Part of project: College Rankings

Bump chart

Click image to go to the application.

In my previous post, I talked about how to create a simple bump chart using R with ggplot. I was looking at how to best visualize different ranking sources in one chart but never settled on a proper chart. I decided to let the type of ranking be selected by the user in addition to the number of colleges to display.

The web application was created using R with shiny. I really like how shiny allows you to customize the UI using css. A screenshot is shown above and you can access it here.

Shiny is an R package to make web applications. It essentially consists of the interaction of two different files, ui.R and server.R. Lets discuss the code in brief.


The interface of the app is created with this script. I like the option of using your own css file with includeCSS. You can get some nice bootstrap themes from bootswatch.

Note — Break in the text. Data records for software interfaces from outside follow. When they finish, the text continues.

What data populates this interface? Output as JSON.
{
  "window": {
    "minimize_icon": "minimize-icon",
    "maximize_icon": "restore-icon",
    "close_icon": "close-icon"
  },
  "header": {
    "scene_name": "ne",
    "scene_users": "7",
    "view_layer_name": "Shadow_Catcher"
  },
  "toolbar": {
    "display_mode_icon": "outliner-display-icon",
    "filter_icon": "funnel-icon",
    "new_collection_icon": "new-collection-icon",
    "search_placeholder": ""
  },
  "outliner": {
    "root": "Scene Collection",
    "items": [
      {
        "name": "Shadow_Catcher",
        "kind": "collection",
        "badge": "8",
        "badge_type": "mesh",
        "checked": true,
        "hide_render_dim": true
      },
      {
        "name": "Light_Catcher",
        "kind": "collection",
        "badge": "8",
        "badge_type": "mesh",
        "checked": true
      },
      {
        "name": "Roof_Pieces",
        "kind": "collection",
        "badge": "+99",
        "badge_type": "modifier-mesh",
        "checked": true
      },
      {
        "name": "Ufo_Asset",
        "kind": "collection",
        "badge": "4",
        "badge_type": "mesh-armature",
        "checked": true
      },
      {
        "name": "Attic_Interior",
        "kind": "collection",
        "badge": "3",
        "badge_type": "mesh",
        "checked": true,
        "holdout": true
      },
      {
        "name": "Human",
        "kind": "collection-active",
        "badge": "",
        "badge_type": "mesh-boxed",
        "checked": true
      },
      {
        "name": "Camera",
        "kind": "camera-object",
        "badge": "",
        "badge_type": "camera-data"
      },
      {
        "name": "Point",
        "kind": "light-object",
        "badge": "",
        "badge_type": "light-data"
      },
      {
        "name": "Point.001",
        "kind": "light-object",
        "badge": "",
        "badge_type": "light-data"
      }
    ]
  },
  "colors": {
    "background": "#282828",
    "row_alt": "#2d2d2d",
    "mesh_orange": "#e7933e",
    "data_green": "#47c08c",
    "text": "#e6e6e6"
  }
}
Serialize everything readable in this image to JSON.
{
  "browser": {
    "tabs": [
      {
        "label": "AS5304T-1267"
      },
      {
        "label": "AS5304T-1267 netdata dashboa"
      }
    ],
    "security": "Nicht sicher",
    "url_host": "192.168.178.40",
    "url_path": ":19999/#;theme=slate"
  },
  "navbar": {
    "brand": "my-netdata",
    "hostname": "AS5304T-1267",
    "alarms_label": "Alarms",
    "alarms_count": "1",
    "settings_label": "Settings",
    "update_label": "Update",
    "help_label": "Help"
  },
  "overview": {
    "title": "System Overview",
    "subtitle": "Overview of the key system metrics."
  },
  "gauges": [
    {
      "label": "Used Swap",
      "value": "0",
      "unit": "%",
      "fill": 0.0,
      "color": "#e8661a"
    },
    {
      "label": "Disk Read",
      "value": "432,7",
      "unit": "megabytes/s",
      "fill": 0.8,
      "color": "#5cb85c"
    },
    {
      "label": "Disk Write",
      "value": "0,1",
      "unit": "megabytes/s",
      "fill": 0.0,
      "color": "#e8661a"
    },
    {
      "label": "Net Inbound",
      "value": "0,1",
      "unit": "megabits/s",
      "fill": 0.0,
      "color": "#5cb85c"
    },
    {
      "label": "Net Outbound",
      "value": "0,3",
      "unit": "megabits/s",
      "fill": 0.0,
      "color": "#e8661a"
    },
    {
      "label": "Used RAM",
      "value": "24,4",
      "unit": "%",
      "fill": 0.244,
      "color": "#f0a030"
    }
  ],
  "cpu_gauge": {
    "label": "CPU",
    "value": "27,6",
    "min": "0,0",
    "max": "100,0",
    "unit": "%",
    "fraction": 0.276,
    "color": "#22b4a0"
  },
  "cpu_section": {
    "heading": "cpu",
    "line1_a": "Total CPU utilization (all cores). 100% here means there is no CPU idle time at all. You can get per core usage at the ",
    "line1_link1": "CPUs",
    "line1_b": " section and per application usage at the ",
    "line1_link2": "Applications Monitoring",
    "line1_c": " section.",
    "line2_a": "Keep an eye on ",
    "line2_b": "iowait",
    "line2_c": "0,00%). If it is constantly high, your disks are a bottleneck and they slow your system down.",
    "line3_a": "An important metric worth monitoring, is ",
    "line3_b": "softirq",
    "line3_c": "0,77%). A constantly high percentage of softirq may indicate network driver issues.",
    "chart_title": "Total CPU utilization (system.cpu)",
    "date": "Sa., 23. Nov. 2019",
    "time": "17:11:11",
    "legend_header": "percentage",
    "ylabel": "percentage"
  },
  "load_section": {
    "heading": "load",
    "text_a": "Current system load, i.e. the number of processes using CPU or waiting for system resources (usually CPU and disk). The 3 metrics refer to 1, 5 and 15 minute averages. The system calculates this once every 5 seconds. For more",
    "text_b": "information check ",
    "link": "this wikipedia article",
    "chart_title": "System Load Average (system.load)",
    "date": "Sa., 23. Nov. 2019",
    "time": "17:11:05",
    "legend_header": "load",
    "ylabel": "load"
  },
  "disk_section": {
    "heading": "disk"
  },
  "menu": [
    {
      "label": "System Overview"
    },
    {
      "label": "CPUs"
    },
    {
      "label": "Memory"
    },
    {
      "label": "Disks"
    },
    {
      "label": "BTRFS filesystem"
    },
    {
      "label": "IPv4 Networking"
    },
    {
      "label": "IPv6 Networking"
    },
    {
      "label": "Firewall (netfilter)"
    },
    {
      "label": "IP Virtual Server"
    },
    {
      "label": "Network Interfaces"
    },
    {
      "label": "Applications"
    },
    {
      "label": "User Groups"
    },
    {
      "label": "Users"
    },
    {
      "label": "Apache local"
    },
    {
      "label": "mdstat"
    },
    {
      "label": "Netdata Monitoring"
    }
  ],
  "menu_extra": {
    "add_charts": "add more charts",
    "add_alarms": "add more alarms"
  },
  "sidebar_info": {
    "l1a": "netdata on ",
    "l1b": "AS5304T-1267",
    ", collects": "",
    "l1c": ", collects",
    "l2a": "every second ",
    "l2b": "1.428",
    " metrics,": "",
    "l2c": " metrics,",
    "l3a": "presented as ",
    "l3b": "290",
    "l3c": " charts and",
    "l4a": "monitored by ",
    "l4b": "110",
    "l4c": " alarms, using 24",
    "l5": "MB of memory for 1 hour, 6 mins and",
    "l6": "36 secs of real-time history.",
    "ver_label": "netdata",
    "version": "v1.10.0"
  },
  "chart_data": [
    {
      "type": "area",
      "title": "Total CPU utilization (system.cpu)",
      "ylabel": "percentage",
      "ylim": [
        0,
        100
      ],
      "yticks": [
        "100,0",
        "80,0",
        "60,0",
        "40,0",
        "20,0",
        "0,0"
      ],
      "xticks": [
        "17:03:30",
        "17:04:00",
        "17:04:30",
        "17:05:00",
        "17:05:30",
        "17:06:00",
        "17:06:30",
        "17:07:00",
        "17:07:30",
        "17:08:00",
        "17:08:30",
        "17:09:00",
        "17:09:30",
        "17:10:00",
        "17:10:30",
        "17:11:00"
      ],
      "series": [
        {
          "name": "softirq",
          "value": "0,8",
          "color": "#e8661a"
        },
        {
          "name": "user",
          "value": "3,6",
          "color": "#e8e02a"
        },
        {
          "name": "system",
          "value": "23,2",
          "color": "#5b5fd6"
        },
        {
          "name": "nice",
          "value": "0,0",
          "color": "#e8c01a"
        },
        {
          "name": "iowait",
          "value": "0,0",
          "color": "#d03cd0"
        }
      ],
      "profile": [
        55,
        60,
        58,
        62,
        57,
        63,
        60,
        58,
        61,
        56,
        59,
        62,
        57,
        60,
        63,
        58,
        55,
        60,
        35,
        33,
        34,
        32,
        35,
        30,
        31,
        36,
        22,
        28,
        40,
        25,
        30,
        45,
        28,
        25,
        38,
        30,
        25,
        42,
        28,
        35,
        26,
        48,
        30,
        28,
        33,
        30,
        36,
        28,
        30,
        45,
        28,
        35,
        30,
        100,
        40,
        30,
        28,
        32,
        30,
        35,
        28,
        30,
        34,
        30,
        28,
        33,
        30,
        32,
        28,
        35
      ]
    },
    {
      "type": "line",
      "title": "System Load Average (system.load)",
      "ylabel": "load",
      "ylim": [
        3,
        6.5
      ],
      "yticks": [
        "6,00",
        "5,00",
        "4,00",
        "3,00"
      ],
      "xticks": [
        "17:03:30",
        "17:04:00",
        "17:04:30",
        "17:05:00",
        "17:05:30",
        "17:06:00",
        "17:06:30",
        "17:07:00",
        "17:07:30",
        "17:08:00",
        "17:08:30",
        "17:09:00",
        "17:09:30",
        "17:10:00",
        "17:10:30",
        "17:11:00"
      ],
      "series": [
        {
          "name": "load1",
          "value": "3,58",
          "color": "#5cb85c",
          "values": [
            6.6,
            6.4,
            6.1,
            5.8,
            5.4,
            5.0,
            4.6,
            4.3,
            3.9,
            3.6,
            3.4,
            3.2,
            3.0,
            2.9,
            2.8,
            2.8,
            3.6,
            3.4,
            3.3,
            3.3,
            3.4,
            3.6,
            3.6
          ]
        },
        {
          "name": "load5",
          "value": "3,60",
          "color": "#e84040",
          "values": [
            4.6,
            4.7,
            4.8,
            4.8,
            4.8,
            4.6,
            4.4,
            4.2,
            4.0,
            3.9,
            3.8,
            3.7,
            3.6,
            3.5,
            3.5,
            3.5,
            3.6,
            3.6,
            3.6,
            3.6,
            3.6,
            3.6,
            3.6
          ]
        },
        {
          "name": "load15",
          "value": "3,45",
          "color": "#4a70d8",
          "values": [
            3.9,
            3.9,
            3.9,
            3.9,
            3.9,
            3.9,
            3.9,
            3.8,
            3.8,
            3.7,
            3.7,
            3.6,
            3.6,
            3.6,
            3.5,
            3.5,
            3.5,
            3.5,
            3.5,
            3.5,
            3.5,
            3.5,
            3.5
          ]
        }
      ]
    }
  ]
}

  # Output the plot from the server
  plotOutput("plot1", width = "1200"),
    column(3, titlePanel("College Rankings Bump Charts"), 
           mainPanel("by", a("data-slinky", href=""))),
    column(4, selectInput("data", "Dataset:",
                c("Times Higher Education" = "timesData",
                  "Center for World University Rankings" = "cwurData",
                  "Shanghai Rankings" = "shanghaiData"), selected = "timesData")
    column(5, sliderInput("var1", "Top N schools:", min=1, max=20, value=10)

In this UI, I am using a grid format in which I want the plot output to be in its own row. The options that the users select are below that in two separate columns. The selectInput statement creates a dropdown listing the different datasets the user can select. The sliderInput function creates a slider to select the number of schools the user wants to display. These parameters are passed as variables to server.R.


This script does all of the computations to pass to the UI. I essentially use the same function from the bump plot script except I pass the parameter for the dataset to be input$data and the parameter for the number of colleges to be input$var1. It is necessary to use input$var1 to specify the y-axis and the number of breaks since the some datasets such as Shanghai does not have 2016 data. Everything else is the same as the previous script except for some stylistic changes.